Logistical support is currently an important issue not only for our Army but also for the Alliance, so we asked the General about this topic. "I really like to use a statement that my logisticians used to say to me when I commanded a brigade. Logistics is not everything, but everything without logistics is nothing," says the general. When we asked if any new parameters have emerged within logistics in the context of the war in Ukraine, General Střecha replied as follows: "It's just 'old wine in a new bottle', the disciplines are still basically the same. It's about securing combat activity, it's about taking care of personnel, transportation, repairing equipment, etc. The question is how much capacity and capability have we been able to build over the last 30 years, or how much have we lost." Střecha said logistics are being resuscitated. The capacity of the 14th Logistics Support Regiment has been expanded by one battalion, a battalion has been built to support host-nation tasks in alliance operations, etc., so logistics in the ACR is slowly reaching the required level.
The topic of the war in Ukraine is part of all our conversations, so we were interested in General Strecha's assessment of more than a year of the Russian army's presence in Ukraine. "As I watched the initial manoeuvres of the Russian army, it was obvious that there was an underestimation of readiness or preparation, an underestimation of the conditions, an underestimation of the expected actions of the Ukrainians and so on. As far as I could see, the Russians were not even following their own doctrines. However, we should avoid the other extreme, and that is underestimating the Russian military. Just like us, the Russian army is learning and has already been able to take some measures during the conflict," says General Střecha, adding that the Russian army has already been able to take some measures during the conflict to prevent the initial triumph of Russian troops in the early stages of the conflict. Another important fact is the high capability of the Ukrainian army. "What the Ukrainian army has been able to build and train since the seizure of Crimea, hats off to it," said Střecha, who said that in a relatively short period of time an incapable, heavily organised and poorly secured body had become an effective organisation, for which hats off to all those who had a hand in it.
Picture: "If today we are at an average age of something around forty years, for combat units around thirty-five, thirty-four years, then something is wrong. We are working on measures to stop and change this situation," says Major General Ivo Střecha, 1st Deputy Chief of the General Staff of the Czech Armed Forces (illustration photo) | Ministry of Defence of the Czech Republic
In the interview with General Střecha, we also discussed the position and importance of the active reserve, the participation of our soldiers in foreign missions and evaluated their contribution.
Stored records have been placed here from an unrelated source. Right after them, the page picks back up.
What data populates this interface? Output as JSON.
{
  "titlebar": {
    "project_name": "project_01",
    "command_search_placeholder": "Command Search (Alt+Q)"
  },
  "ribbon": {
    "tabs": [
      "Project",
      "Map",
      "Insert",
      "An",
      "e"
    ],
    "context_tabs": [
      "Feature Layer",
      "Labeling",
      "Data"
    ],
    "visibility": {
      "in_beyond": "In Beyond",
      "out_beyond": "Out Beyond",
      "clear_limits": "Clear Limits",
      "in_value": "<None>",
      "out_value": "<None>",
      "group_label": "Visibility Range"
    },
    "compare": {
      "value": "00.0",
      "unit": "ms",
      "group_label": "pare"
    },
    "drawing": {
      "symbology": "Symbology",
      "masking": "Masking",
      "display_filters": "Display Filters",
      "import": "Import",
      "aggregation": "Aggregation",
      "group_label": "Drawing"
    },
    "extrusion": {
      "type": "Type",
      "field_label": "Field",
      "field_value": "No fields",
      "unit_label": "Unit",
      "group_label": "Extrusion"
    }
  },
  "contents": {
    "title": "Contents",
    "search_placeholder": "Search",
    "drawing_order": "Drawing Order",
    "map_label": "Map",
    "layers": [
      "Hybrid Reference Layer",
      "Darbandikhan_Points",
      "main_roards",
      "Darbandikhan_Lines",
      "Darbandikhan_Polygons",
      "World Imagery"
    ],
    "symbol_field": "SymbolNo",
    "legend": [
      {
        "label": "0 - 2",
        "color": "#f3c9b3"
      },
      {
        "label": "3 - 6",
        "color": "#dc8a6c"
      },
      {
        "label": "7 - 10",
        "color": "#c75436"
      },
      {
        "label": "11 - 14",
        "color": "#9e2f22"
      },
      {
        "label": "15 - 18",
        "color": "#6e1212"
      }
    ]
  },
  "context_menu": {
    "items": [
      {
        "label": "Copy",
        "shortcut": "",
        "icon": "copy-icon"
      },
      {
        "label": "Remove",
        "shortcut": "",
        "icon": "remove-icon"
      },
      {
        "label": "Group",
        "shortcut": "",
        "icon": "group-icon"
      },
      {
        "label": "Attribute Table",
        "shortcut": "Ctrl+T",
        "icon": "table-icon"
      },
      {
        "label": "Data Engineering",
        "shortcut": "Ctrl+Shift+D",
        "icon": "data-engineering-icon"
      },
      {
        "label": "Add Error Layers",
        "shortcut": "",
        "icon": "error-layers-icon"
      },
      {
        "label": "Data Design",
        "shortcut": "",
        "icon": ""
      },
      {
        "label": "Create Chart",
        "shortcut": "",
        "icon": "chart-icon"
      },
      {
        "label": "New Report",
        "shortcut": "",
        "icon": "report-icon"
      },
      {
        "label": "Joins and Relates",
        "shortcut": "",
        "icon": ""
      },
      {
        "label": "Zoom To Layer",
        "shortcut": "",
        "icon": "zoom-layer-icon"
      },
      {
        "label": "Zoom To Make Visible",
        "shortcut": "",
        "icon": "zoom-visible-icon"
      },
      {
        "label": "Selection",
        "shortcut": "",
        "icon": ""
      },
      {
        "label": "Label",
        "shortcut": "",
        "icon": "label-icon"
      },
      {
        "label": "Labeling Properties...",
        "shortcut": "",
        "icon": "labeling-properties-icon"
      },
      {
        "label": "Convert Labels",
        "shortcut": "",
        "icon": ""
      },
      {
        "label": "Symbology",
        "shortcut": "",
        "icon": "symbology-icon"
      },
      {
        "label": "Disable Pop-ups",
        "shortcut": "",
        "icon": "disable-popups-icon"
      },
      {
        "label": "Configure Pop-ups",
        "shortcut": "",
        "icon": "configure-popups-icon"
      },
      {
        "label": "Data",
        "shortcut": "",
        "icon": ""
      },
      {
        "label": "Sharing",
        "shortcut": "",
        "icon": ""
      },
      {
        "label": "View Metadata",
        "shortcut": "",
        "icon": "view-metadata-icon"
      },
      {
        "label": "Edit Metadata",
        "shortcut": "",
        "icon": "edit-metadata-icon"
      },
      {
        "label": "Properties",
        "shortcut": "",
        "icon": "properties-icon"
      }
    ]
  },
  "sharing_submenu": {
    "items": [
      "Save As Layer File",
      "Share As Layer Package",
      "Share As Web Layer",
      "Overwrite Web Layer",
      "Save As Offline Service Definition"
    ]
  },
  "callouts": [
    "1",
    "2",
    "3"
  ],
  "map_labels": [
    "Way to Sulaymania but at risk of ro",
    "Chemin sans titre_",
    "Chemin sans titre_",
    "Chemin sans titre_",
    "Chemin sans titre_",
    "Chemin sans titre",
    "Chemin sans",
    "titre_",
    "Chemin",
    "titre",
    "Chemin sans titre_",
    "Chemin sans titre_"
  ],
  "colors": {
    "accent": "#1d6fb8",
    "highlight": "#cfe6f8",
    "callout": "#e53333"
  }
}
We also talked about the possible revival of certain capabilities of the Czech Army, about the experience or inspiration brought by the training of Ukrainian soldiers on our territory, etc.
If you are interested in our full interview with Major General Ivo Střecha, watch the video at the beginning of this article.